I remember buying my first camera when I was around nine years old. It was a simple silver-plastickish compact camera with fixed focus. I think I got it at our local drugstore for 10 guilders. I don’t recall why but I really wanted it and felt very content once I had it in my hands.
For some unknown reason this wasn’t the start of my glorious photographic career. And even when I would often grab my dad’s Minolta X-700 to hear the magnificent sound of its shutter and mirror, it did not came to my mind, neither my parents’, I might really really like photography in such a way I could actually do something with it.
In fact, it wasn’t until after I finished high school, photography came on my path again for real. At the end of high school I was clueless about what I wanted to do. I loved painting but sucked massively at it. Couldn’t get on paper what I had in my head. Quite frustrating. My parents took me to this guy with a pendulum who helped people choosing and switching careers. I had to write down all sorts of professions (housewife was one of them..guess how that panned out..) only to find out that it was photography I had to make my life’s purpose about. So, a leaflet about a study in photography fell in our mailbox and off I went; to Syntra Hasselt to make my first real encounter with photography.

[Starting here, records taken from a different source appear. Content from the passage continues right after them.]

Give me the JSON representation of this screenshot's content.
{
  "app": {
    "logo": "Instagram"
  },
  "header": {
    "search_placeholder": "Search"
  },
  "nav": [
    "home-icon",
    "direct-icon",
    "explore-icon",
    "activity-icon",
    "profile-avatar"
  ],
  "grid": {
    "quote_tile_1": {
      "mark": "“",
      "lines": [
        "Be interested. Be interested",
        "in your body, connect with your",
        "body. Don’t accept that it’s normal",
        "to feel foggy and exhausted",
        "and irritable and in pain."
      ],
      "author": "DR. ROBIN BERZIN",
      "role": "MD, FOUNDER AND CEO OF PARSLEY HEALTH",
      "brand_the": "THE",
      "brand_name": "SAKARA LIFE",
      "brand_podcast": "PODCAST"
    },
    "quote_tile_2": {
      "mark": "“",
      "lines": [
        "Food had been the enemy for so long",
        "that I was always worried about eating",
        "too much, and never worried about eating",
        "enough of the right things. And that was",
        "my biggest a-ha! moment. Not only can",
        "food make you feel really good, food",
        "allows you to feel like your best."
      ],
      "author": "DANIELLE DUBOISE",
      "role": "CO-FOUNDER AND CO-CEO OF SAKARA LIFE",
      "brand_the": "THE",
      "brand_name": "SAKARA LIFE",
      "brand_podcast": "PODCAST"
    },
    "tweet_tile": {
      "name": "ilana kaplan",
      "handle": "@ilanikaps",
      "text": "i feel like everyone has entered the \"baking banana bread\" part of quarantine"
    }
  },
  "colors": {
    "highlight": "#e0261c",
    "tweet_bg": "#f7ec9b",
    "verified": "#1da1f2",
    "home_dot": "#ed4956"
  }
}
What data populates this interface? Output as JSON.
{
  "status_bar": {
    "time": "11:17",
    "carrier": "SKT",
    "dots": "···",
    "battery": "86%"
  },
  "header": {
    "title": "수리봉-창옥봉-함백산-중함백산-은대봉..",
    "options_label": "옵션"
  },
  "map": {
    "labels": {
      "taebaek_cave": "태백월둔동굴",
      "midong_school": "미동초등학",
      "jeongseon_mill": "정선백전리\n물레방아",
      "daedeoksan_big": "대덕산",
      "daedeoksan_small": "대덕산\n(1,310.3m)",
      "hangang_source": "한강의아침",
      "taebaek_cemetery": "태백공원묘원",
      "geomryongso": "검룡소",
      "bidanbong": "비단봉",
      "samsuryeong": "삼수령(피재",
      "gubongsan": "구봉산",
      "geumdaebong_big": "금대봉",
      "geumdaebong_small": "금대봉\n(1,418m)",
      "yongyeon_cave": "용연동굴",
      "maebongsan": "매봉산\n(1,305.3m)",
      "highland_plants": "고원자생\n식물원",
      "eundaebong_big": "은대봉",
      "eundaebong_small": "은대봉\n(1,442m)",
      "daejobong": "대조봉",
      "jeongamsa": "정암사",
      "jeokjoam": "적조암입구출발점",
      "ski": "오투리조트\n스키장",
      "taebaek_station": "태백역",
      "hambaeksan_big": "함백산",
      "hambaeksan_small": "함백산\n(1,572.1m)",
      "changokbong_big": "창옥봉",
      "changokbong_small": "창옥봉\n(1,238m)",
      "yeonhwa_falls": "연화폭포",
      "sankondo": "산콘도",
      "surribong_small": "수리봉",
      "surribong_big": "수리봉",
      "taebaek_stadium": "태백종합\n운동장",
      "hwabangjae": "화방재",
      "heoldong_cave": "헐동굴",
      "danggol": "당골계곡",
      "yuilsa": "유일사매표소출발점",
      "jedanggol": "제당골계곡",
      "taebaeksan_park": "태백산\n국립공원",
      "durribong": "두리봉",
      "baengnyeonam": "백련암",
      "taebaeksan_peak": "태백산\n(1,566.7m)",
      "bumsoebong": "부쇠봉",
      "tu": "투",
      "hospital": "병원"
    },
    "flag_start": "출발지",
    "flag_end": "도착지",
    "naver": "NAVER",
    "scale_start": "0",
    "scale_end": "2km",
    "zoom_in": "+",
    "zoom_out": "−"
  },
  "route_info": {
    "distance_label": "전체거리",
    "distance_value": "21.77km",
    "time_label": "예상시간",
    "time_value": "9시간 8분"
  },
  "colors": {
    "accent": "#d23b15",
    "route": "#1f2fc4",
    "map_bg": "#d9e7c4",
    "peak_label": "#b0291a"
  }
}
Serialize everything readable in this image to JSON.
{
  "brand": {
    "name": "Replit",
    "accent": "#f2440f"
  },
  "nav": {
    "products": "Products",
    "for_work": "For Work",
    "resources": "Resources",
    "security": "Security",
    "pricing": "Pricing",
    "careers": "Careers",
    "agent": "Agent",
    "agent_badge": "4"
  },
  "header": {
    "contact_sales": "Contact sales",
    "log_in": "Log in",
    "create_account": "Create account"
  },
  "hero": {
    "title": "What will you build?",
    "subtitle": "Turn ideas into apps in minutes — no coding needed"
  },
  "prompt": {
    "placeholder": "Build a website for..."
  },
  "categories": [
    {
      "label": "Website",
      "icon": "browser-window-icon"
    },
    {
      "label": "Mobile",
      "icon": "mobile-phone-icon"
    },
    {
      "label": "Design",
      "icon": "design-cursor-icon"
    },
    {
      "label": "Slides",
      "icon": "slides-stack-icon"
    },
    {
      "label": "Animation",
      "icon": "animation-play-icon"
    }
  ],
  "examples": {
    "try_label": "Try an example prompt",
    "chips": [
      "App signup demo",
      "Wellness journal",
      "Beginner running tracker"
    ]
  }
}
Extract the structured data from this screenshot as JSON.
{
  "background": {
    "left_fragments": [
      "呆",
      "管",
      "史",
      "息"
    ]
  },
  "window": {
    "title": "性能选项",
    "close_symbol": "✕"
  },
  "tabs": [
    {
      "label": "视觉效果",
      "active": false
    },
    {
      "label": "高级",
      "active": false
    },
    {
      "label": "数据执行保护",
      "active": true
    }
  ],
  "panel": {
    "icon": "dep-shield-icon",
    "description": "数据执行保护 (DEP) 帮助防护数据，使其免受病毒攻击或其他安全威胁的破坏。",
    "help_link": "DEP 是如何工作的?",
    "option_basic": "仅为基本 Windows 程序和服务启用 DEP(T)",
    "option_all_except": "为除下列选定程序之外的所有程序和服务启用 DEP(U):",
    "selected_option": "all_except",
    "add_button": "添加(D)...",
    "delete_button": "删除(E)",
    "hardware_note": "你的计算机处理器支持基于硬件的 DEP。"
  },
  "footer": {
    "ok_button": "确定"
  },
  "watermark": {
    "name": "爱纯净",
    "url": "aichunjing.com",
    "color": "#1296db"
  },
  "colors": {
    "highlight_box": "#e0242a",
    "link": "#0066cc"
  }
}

I started out with black-and-white film photography, developing and printing until I bought a digital SLR somewhere in 2003. I lost myself in Photoshop only to find it got boring and I was missing something in my photography. Not just regarding the look and feel of the images, but also in the process of creating them.
Per accident I then stumbled upon the wet plate collodion process, where you make images on glass using a self-made light sensitive emulsion. It was love on first sight.
The lith printing process seemed like a good alternative to traditional darkroom printing. Van Dyke printing followed later on, using digitally enlarged negatives to make contact prints on paper, also using self-made emulsions.
These historical processes appeal to me because they make you go back in time where nothing is to be taken for granted and a slow pace is warranted. This slow pace makes you live each moment more intense, as opposed to the volatile character of modern society.
I also wander a lot. It’s like getting lost but then on purpose, in order to flee from society and the world, or more precise, its compulsiveness. The melancholic feel in my images is inherent to the processes I use and aesthetic choices I make to create them. They articulate my feelings of sadness this world gives me, combined with the inability to make myself feel at home in it, besides the place I live in. The Germans have the most beautiful and comprehensive word for this state of mind: Weltschmerz.
Feel free to visit me at the following places: